_TRY IT_: Below are the records; count the lines that include the string "name" and give only that number.
BEGIN SOURCE DATA
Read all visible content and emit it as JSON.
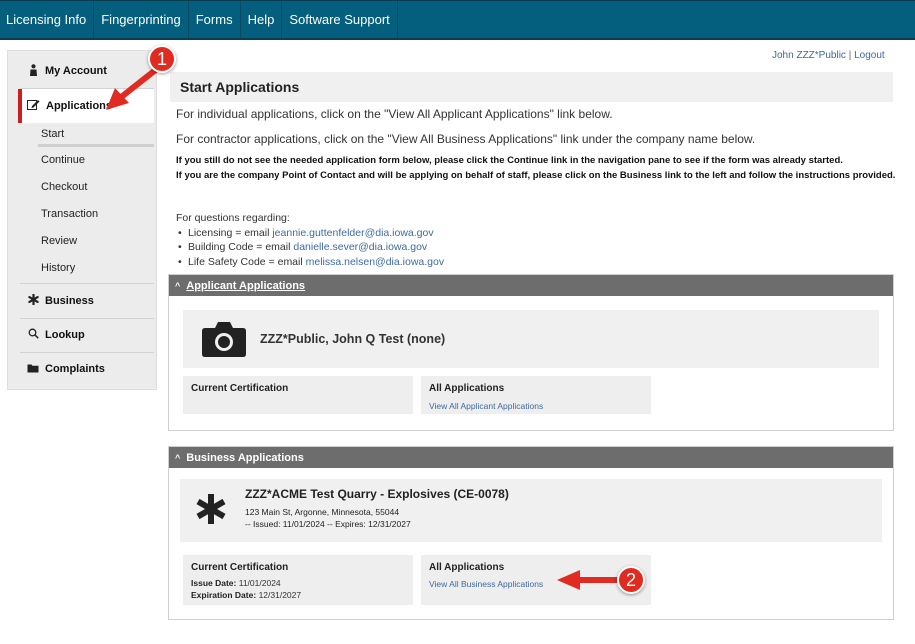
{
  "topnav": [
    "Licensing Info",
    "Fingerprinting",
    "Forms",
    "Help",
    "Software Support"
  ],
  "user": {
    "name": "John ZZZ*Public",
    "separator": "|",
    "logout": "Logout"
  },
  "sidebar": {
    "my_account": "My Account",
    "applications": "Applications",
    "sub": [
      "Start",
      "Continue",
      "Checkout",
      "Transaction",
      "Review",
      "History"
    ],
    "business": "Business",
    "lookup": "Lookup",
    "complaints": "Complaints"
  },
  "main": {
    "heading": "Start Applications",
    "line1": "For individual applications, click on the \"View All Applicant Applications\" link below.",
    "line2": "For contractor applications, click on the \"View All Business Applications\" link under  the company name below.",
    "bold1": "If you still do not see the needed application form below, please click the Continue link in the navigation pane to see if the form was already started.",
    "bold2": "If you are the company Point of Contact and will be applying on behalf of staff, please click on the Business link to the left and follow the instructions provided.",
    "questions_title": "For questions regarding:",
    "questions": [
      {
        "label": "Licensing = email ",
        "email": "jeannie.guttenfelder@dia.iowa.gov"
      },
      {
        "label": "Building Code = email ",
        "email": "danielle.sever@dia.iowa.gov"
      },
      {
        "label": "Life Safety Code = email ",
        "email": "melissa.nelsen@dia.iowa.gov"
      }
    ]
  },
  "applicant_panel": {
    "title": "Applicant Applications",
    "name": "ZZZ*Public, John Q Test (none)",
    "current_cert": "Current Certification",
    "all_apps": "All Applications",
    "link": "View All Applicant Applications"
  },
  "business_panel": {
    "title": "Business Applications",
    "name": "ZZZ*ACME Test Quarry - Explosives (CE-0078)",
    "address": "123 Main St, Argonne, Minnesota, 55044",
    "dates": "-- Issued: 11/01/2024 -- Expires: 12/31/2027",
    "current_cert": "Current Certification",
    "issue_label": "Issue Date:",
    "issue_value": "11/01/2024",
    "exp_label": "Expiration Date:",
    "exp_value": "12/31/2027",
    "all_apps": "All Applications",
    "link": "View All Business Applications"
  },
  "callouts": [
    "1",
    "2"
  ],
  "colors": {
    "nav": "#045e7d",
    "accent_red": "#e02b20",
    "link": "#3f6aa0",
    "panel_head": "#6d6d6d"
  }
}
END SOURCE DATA
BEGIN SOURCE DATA
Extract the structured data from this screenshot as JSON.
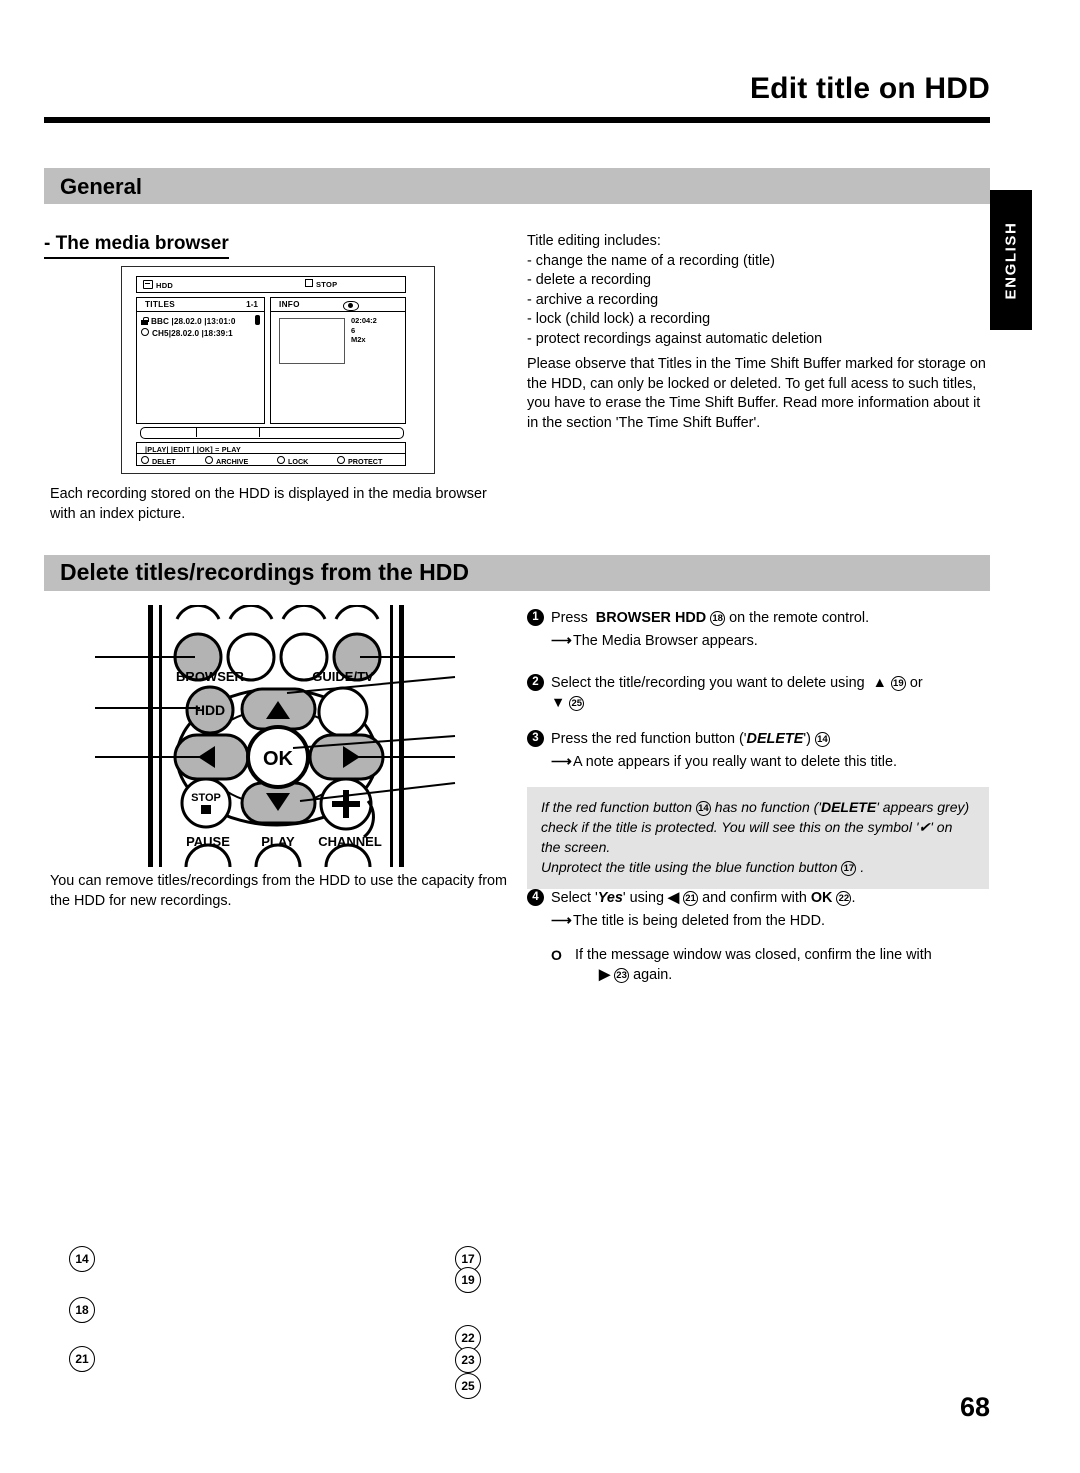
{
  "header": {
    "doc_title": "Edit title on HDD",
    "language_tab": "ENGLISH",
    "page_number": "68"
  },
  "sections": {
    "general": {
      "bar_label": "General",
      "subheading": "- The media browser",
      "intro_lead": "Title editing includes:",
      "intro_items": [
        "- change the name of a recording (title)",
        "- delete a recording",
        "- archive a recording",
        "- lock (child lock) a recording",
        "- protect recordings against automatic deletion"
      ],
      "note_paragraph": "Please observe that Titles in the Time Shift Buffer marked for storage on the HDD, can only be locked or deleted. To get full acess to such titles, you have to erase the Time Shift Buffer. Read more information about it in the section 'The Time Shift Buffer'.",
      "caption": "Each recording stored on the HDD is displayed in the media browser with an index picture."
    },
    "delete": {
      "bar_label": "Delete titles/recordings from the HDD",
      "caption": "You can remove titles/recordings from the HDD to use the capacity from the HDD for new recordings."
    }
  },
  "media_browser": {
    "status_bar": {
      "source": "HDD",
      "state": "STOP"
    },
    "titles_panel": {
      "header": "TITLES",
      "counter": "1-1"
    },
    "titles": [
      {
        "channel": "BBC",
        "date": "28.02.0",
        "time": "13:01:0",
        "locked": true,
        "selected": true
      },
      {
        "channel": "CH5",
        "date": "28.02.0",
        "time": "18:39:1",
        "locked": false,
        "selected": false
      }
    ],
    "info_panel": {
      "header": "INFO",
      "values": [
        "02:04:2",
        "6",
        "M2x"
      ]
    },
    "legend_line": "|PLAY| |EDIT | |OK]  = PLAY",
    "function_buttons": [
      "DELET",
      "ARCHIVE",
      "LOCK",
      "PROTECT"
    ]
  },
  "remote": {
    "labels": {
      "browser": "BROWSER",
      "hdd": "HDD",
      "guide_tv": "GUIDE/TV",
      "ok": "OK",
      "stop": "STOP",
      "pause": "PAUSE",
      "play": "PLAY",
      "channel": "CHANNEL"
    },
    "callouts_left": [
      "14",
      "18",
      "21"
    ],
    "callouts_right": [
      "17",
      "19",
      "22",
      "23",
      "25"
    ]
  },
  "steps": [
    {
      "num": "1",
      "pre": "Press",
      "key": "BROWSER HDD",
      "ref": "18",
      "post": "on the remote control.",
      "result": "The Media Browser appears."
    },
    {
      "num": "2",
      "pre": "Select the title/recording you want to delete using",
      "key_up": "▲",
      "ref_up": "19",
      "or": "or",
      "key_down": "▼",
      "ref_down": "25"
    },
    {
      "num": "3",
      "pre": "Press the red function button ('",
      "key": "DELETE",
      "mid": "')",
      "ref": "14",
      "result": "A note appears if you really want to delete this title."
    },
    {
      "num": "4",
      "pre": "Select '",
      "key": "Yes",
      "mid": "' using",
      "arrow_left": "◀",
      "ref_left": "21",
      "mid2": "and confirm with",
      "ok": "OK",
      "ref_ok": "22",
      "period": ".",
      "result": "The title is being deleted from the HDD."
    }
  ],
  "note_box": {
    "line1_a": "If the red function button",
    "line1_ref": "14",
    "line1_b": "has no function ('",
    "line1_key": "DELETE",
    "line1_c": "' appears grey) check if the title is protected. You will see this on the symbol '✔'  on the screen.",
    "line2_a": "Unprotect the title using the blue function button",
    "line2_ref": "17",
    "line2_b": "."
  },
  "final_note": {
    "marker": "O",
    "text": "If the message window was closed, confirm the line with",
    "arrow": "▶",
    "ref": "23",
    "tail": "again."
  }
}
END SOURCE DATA
_EXPECTED ANSWER_: 5